Jewelry Guide: Glossary Terms: D-H
Cut refers to the angles and proportions a skilled craftsman creates in transforming a rough diamond into a finished diamond. When a diamond is cut too deep, it will lose or leak light through the side or bottom. This results in less brilliance and value.
A diamond is the hardest known natural substance. It is crystallized carbon. Diamonds are mined in their rough form and then cut and polished to reveal their brilliance.
Diamond Grading Reports
There are many recognized gemological laboratories that can grade your diamond for a fee. Click here to find more information on diamond grading reports.
When light enters a diamond it reflects off the facets and the angles cut into the stone. This distribution of light is known as dispersion, or the display of the spectral colors.
A rectangular or square-shaped cut-cornered diamond.
These are tiny surfaces polished onto a rough diamond that give a finished diamond its shape. The way light interacts with these facets affects a diamond’s brilliance and sparkle.
Any diamond shape other than round – e.g. marquise, square, emerald, oval, heart and pear.
A feather is a type of inclusion or flaw within a diamond. It is described often as a small crack, fissure or gletz.
The word finish is used to describe the exterior of the diamond. If a diamond is well polished, it has a very good finish.

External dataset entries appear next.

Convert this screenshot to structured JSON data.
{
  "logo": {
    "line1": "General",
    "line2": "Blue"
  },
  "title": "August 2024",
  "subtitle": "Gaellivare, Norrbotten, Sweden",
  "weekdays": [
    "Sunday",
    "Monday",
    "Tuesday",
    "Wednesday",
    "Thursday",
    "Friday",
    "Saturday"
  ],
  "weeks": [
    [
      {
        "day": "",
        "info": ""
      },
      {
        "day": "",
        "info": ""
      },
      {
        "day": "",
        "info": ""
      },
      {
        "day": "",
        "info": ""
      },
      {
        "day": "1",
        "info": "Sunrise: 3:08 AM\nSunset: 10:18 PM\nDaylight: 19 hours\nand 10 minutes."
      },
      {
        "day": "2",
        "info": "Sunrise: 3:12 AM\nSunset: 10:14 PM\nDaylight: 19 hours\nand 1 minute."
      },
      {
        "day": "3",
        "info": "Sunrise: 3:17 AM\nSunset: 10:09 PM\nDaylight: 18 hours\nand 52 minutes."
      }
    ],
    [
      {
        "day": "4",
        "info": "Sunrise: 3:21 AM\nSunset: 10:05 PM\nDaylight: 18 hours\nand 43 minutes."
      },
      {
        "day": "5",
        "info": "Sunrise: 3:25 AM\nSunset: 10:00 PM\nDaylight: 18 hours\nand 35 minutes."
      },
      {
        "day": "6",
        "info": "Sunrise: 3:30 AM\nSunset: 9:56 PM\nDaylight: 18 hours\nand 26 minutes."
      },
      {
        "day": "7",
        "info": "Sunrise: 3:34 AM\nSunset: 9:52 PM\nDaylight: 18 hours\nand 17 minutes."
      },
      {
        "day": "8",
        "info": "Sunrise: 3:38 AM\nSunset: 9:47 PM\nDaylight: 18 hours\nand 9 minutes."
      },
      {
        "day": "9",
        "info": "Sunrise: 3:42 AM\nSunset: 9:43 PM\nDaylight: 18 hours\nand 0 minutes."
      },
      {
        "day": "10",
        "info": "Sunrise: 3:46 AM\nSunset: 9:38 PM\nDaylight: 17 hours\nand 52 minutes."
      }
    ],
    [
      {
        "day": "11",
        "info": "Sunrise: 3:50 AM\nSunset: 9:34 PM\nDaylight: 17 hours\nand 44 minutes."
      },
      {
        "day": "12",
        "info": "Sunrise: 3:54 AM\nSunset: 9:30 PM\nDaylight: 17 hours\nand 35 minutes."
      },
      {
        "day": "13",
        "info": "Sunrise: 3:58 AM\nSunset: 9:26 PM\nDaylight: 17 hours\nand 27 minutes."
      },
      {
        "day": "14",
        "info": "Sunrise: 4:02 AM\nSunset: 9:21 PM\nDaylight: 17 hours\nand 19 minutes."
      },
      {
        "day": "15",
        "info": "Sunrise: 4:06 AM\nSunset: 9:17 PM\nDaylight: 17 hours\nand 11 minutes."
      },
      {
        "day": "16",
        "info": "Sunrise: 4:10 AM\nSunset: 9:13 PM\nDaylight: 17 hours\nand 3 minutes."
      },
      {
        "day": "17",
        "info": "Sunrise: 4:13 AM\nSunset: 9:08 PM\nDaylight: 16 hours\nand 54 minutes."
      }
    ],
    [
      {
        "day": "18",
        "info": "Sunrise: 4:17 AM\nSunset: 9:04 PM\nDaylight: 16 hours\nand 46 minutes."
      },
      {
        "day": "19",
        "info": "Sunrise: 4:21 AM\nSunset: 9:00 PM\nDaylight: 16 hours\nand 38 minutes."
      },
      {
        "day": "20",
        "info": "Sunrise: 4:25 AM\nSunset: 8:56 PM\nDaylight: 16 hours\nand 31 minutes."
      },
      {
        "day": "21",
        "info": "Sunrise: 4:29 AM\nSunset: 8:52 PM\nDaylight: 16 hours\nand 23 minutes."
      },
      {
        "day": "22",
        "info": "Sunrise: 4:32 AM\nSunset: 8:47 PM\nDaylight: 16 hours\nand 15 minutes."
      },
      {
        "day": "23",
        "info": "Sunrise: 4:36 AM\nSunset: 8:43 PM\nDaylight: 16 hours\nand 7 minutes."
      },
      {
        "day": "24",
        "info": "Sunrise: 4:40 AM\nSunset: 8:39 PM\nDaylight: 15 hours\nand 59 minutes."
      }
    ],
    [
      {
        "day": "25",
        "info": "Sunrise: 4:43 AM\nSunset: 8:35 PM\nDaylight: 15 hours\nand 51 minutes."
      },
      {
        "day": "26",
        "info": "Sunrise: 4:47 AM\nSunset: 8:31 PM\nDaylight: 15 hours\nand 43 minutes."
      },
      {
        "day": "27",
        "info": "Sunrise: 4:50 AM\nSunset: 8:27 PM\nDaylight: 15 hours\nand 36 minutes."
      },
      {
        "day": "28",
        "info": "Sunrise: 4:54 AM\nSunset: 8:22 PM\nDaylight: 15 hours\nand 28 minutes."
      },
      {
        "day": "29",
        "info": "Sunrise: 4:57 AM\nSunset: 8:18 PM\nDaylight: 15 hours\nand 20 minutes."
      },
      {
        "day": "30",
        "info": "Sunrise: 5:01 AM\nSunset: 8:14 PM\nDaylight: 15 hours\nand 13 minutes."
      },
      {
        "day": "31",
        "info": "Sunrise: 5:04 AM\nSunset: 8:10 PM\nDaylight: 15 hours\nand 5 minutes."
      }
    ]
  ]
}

Often a term used instead of “dispersion,” it is the variety and intensity of rainbow colors seen when light is reflected from a diamond.
Like the Gypsy setting, this setting has a band that is one continuous piece that gets thicker at the top. A flat-top setting grows broader at the top so that a faceted stone can be inserted into the ring at the broadest part. The stone is held in place by metal chips attached at the stone’s girdle.
When exposed to ultraviolet light, a diamond may exhibit a more whitish, yellowish or bluish tint, which may imply that the diamond has a property called fluorescence. The untrained eye can rarely see the effects of fluorescence. Diamond grading reports often state whether a diamond has fluorescent properties. Fluorescence is not considered a grading factor, only a characteristic of that particular diamond.
The girdle is the outermost edge of the diamond between the crown and the pavilion.
Growth or grain lines
These can be considered internal flaws, and can often be seen only by rotating the diamond very slowly. They can appear and disappear almost instantaneously. They appear as small lines or planes within the diamond.
The Gypsy setting is predominantly used for men’s jewelry. The band is one continuous piece that gets thicker at the top. The top is dome shaped and the stone is inserted in the middle.